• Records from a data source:

┏━━

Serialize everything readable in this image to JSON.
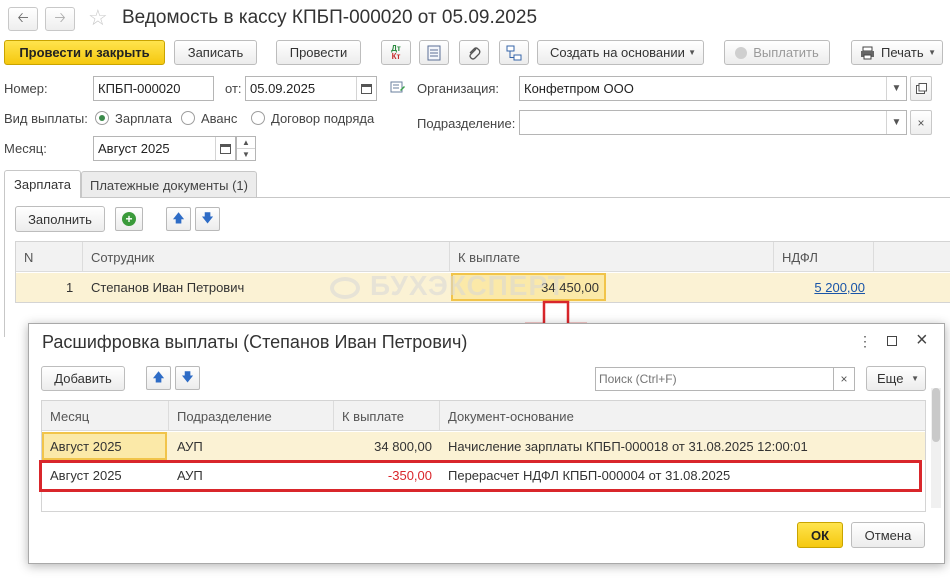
{
  "window": {
    "title": "Ведомость в кассу КПБП-000020 от 05.09.2025"
  },
  "toolbar": {
    "post_close": "Провести и закрыть",
    "save": "Записать",
    "post": "Провести",
    "create_based": "Создать на основании",
    "pay": "Выплатить",
    "print": "Печать",
    "dt_kt_line1": "Дт",
    "dt_kt_line2": "Кт"
  },
  "form": {
    "number_label": "Номер:",
    "number_value": "КПБП-000020",
    "date_label": "от:",
    "date_value": "05.09.2025",
    "org_label": "Организация:",
    "org_value": "Конфетпром ООО",
    "payment_type_label": "Вид выплаты:",
    "payment_options": [
      "Зарплата",
      "Аванс",
      "Договор подряда"
    ],
    "dept_label": "Подразделение:",
    "dept_value": "",
    "month_label": "Месяц:",
    "month_value": "Август 2025"
  },
  "tabs": {
    "salary": "Зарплата",
    "payment_docs": "Платежные документы (1)"
  },
  "salary_grid": {
    "fill_button": "Заполнить",
    "columns": [
      "N",
      "Сотрудник",
      "К выплате",
      "НДФЛ"
    ],
    "rows": [
      {
        "n": "1",
        "employee": "Степанов Иван Петрович",
        "to_pay": "34 450,00",
        "ndfl": "5 200,00"
      }
    ]
  },
  "watermark": "БУХЭКСПЕРТ",
  "dialog": {
    "title": "Расшифровка выплаты (Степанов Иван Петрович)",
    "add_button": "Добавить",
    "search_placeholder": "Поиск (Ctrl+F)",
    "more_button": "Еще",
    "columns": [
      "Месяц",
      "Подразделение",
      "К выплате",
      "Документ-основание"
    ],
    "rows": [
      {
        "month": "Август 2025",
        "dept": "АУП",
        "amount": "34 800,00",
        "doc": "Начисление зарплаты КПБП-000018 от 31.08.2025 12:00:01"
      },
      {
        "month": "Август 2025",
        "dept": "АУП",
        "amount": "-350,00",
        "doc": "Перерасчет НДФЛ КПБП-000004 от 31.08.2025"
      }
    ],
    "ok_button": "ОК",
    "cancel_button": "Отмена"
  },
  "colors": {
    "accent_yellow": "#f5c80f",
    "row_highlight": "#fbf2d4",
    "annotation_red": "#d9262b",
    "link_blue": "#1a55a8",
    "negative_red": "#d9262b"
  }
}
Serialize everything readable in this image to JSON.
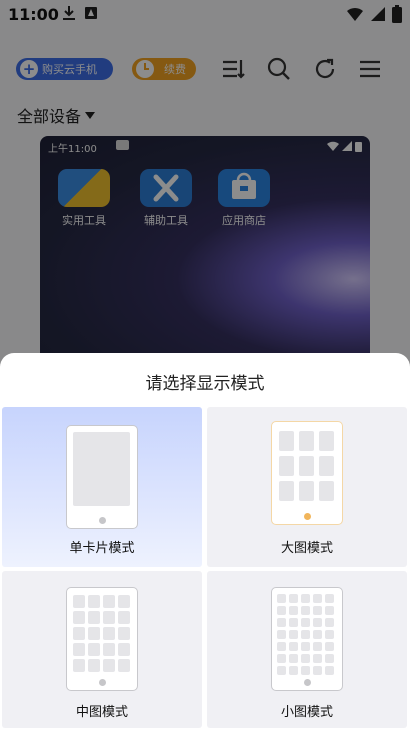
{
  "status_bar": {
    "time": "11:00"
  },
  "toolbar": {
    "buy_label": "购买云手机",
    "renew_label": "续费",
    "icons": [
      "sort-icon",
      "search-icon",
      "refresh-icon",
      "menu-icon"
    ]
  },
  "device_filter": {
    "label": "全部设备"
  },
  "phone_preview": {
    "time": "上午11:00",
    "apps": [
      {
        "label": "实用工具",
        "icon": "tools-icon"
      },
      {
        "label": "辅助工具",
        "icon": "assist-icon"
      },
      {
        "label": "应用商店",
        "icon": "store-icon"
      }
    ]
  },
  "sheet": {
    "title": "请选择显示模式",
    "modes": [
      {
        "label": "单卡片模式",
        "selected": true
      },
      {
        "label": "大图模式",
        "selected": false
      },
      {
        "label": "中图模式",
        "selected": false
      },
      {
        "label": "小图模式",
        "selected": false
      }
    ]
  },
  "colors": {
    "accent_blue": "#3c6de8",
    "accent_orange": "#f3a321",
    "selected_card": "#c7d4fd"
  }
}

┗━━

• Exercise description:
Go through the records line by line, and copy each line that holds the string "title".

• Result of the task:
    "title": "Ведомость в кассу КПБП-000020 от 05.09.2025"
    "title": "Расшифровка выплаты (Степанов Иван Петрович)",
    "title": "请选择显示模式",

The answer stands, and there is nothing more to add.